They are expensive today,but the Amazon Kindle and Barnes and Noble’s Nook will redefine the way we read.

Kushan Mitra | Print Edition: January 10, 2010

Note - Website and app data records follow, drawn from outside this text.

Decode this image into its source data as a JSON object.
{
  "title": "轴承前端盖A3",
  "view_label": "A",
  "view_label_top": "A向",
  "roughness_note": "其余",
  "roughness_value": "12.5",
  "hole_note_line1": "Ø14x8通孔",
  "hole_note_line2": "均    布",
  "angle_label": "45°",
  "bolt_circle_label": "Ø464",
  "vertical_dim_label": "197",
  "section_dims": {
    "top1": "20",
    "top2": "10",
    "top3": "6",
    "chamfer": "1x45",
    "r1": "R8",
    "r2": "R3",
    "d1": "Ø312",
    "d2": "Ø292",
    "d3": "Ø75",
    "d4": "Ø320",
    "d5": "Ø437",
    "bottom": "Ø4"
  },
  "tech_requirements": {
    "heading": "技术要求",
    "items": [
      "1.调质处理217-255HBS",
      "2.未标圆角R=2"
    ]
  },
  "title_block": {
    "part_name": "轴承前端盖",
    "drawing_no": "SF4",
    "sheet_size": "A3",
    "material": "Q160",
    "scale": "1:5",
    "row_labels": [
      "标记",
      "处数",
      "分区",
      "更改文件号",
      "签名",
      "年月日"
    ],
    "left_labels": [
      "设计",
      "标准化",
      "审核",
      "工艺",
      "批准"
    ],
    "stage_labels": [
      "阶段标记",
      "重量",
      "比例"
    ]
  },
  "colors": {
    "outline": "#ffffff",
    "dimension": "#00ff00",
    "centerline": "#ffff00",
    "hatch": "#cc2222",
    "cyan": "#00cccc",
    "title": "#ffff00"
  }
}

Let me tell you a bit about myself. I review gadgets for a living. The first computer I ever used was at the age of six in the summer of 1985 and it was a Sinclair ZX Spectrum. I am on my fifth game console, and god knows how many mobile phones I have used through my life. I am a product of the modern age, and I freely admit that unless I plan some downtime, I cannot bear being offline for too long. Put on a long flight (such as a 17-hour ride from Los Angeles to Dubai), and I will try and watch everything humanly possible on the in-flight entertainment system and cannot for the life of me figure what people did before seat-back televisions on planes. But somehow e-book readers just short-circuit my system. Honestly, I have spent a couple of weeks with the Amazon Kindle and it just does not fit in. I mean, books are portable, unless it is James Joyce's Ulysses or Vikram Seth's A Suitable Boy. Books don't run out of battery, they don't break, they have a high-contrast ratio, and yes while they get damaged if you dunk them in sugary fizzy water, with a bit of sun they are readable again. E-book readers are not. Yet, there are massive advantages to e-book readers like the Amazon Kindle. Advantage number one is it is rather small, and weighs and measures as much as a thick magazine. Number two, it can store a lot of books (1,500 to be precise), and because it uses "e-ink" rather than an active LCD screen it wastes power and strains your eyes a lot less than a laptop. So, if you are the sort that packs in 10 books and 20 magazines every time you head out of home for a short trip, this will save you a lot in hand baggage allowance. And now, Indian newspapers, starting with Hindustan Times, are available on the Kindle store to which you have permanent wireless access. Soon you will have a choice of several thousand other newspapers and magazines. Quite nice, one would think. But now let us get to the important bits. It costs $259 (Rs 12,170 at current rates) from the Amazon store and best-selling new books like SuperFreakonomics cost around $12-15 (Rs 560-700) each to download. Again, the HT subscription that costs $9.99 (Rs 470) a month is great if you are travelling, but five times what it costs on the news-stand. For a US audience, this makes sense, but here, a paperback copy of SuperFreakonomics costs Rs 349. And though Machiavelli's The Prince is only $2 (Rs 95), the Kindle is not about old, out-of-copyright books, is it? It is either that, or a lot of hysterical right wing writers in the US, because that’s what the best-seller list throws up (as well as classifying SuperFreakonomics as fiction). From a simple price value perspective, the Kindle makes no sense at all. Nor does the fact that most books I want to buy are unavailable in Kindle's Indian store. However, there's no denying that electronics is the future. It makes sense from an ethical perspective—think of all the trees we'll save—and e-readers are bound to improve on things like the tactile feel of reading a book over the years. The fact remains that the Kindle is a device that people yearn to own for no other purpose than that it exists. Yet, it is a device that you should consider if you can afford it. The day when books are published electronically aren't far off, so you might as well be equipped. M

  • Print
A    A   A